$\sqrt[3]{1} = 1 \mathmr{and} - \frac{1}{2} \pm i \frac{\sqrt{3}}{2}$

#### Explanation:

If we're working in real numbers we just note $\sqrt[3]{1} = \sqrt[3]{{1}^{3}} = 1$. I'm going to assume this is about complex numbers.

One of the odd things we find out when we delve into complex numbers is that the function $f \left(z\right) = {e}^{z}$ is periodic. Exponential growth is sort of the opposite of periodic, so this is a surprise.

The key fact is Euler's Identity squared. I call it Euler's True Identity.

${e}^{2 \setminus \pi i} = 1$

Euler's True Identity shows ${e}^{z}$ is periodic with period $2 \pi i$:

$f \left(z + 2 \pi i\right) = {e}^{z + 2 \pi i} = {e}^{z} {e}^{2 \pi i} = {e}^{z} = f \left(z\right)$

We can raise Euler's True Identity to any integer power $k$:

${e}^{2 \setminus \pi k i} = 1$

What's all this got to do with the cube root of one? It's the key. It tells there are a countably infinite number of ways of writing one. Some of them have different cube roots than others. It's why non-integer exponents give rise to multiple values.

That's all a big windup.
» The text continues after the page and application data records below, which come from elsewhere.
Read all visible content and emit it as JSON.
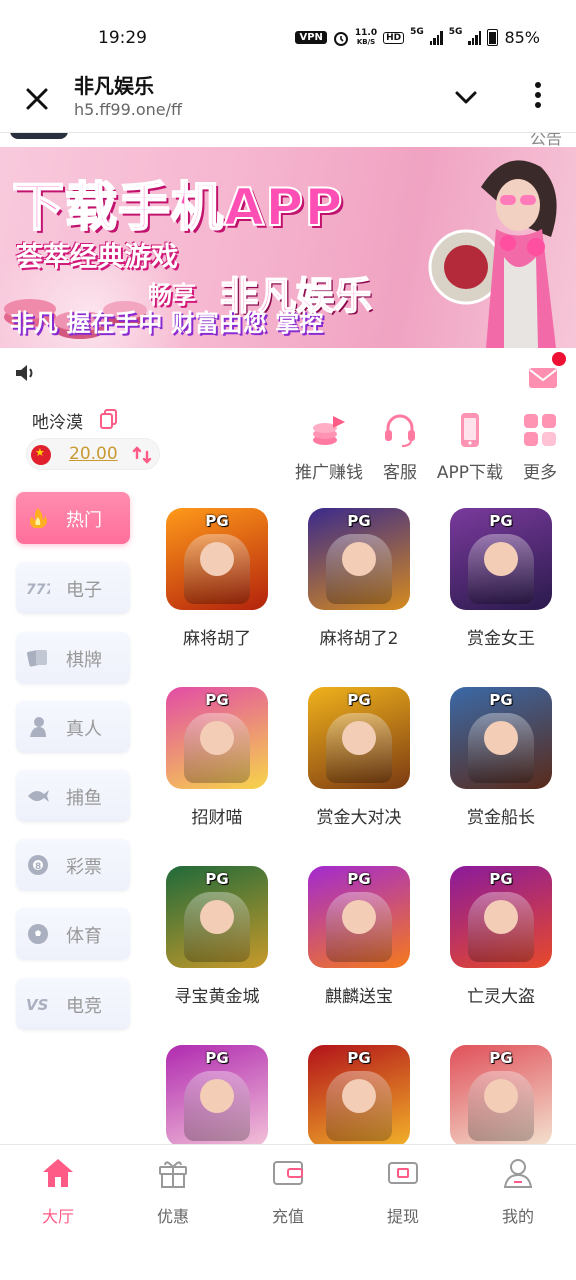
{
  "status_bar": {
    "time": "19:29",
    "vpn": "VPN",
    "net_speed_value": "11.0",
    "net_speed_unit": "KB/S",
    "hd": "HD",
    "sim1": "5G",
    "sim2": "5G",
    "battery": "85%"
  },
  "browser": {
    "title": "非凡娱乐",
    "url": "h5.ff99.one/ff"
  },
  "sliver_text": "公告",
  "banner": {
    "headline": "下载手机APP",
    "line2": "荟萃经典游戏",
    "line3a": "畅享",
    "line3b": "非凡娱乐",
    "line4": "非凡 握在手中 财富由您 掌控"
  },
  "user": {
    "name": "吔泠漠",
    "balance": "20.00"
  },
  "quick_actions": [
    {
      "label": "推广赚钱",
      "icon": "coins-stack-icon"
    },
    {
      "label": "客服",
      "icon": "headset-icon"
    },
    {
      "label": "APP下载",
      "icon": "phone-icon"
    },
    {
      "label": "更多",
      "icon": "grid-more-icon"
    }
  ],
  "categories": [
    {
      "label": "热门",
      "icon": "fire-icon",
      "active": true
    },
    {
      "label": "电子",
      "icon": "slot-777-icon",
      "active": false
    },
    {
      "label": "棋牌",
      "icon": "cards-icon",
      "active": false
    },
    {
      "label": "真人",
      "icon": "dealer-icon",
      "active": false
    },
    {
      "label": "捕鱼",
      "icon": "fish-icon",
      "active": false
    },
    {
      "label": "彩票",
      "icon": "lottery-ball-icon",
      "active": false
    },
    {
      "label": "体育",
      "icon": "soccer-ball-icon",
      "active": false
    },
    {
      "label": "电竞",
      "icon": "vs-icon",
      "active": false
    }
  ],
  "game_provider_badge": "PG",
  "games": [
    {
      "name": "麻将胡了",
      "colors": [
        "#ff9a1a",
        "#b3220c"
      ]
    },
    {
      "name": "麻将胡了2",
      "colors": [
        "#3a2a8c",
        "#d68b1e"
      ]
    },
    {
      "name": "赏金女王",
      "colors": [
        "#7a3a9c",
        "#2a1a4c"
      ]
    },
    {
      "name": "招财喵",
      "colors": [
        "#e24ca6",
        "#f7d54a"
      ]
    },
    {
      "name": "赏金大对决",
      "colors": [
        "#f0b21c",
        "#7b3a12"
      ]
    },
    {
      "name": "赏金船长",
      "colors": [
        "#3a6aa8",
        "#5a2a1a"
      ]
    },
    {
      "name": "寻宝黄金城",
      "colors": [
        "#1f6a3a",
        "#c89a2a"
      ]
    },
    {
      "name": "麒麟送宝",
      "colors": [
        "#a22ad0",
        "#f57a1c"
      ]
    },
    {
      "name": "亡灵大盗",
      "colors": [
        "#8a1a9c",
        "#e84a2a"
      ]
    },
    {
      "name": "",
      "colors": [
        "#b02ab0",
        "#f3c2d8"
      ]
    },
    {
      "name": "",
      "colors": [
        "#b2121a",
        "#f2b22a"
      ]
    },
    {
      "name": "",
      "colors": [
        "#e0505a",
        "#f3e2d0"
      ]
    }
  ],
  "tabs": [
    {
      "label": "大厅",
      "icon": "home-icon",
      "active": true
    },
    {
      "label": "优惠",
      "icon": "gift-icon",
      "active": false
    },
    {
      "label": "充值",
      "icon": "wallet-icon",
      "active": false
    },
    {
      "label": "提现",
      "icon": "withdraw-icon",
      "active": false
    },
    {
      "label": "我的",
      "icon": "user-icon",
      "active": false
    }
  ],
  "colors": {
    "accent": "#ff5b87",
    "balance_gold": "#c99a32"
  }
}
Usually I just start these by writing:

${e}^{2 \pi k i} = 1 \quad$ for integer $k$

$\sqrt[3]{1} = {1}^{\frac{1}{3}} = {\left({e}^{2 \setminus \pi k i}\right)}^{\frac{1}{3}} = {e}^{i \frac{2 \pi k}{3}} = \cos \left(2 \pi \frac{k}{3}\right) + i \sin \left(2 \pi \frac{k}{3}\right)$

The last step is of course Euler's Formula ${e}^{i \theta} = \cos \theta + i \sin \theta .$

Since we have the $2 \pi$ periodicity of the trig functions (which follows from the periodicity of the exponential and Euler's Formula) we only have unique values for three consecutive $k$s. Let's evaluate this for $k = 0 , 1 , - 1$:

$k$=0$\quad \quad \cos \left(\frac{2 \pi k}{3}\right) + i \sin \left(\frac{2 \pi k}{3}\right) = \cos 0 + i \sin 0 = 1$

$k$=1$\quad \quad \cos \left(\frac{2 \pi}{3}\right) + i \sin \left(\frac{2 \pi}{3}\right) = - \frac{1}{2} + i \frac{\sqrt{3}}{2}$

$k$=-1$\quad \quad \cos \left(- \frac{2 \pi}{3}\right) + i \sin \left(- \frac{2 \pi}{3}\right) = - \frac{1}{2} - i \frac{\sqrt{3}}{2}$

So we get three values for the cube root of one:

$\sqrt[3]{1} = 1 \mathmr{and} - \frac{1}{2} \pm i \frac{\sqrt{3}}{2}$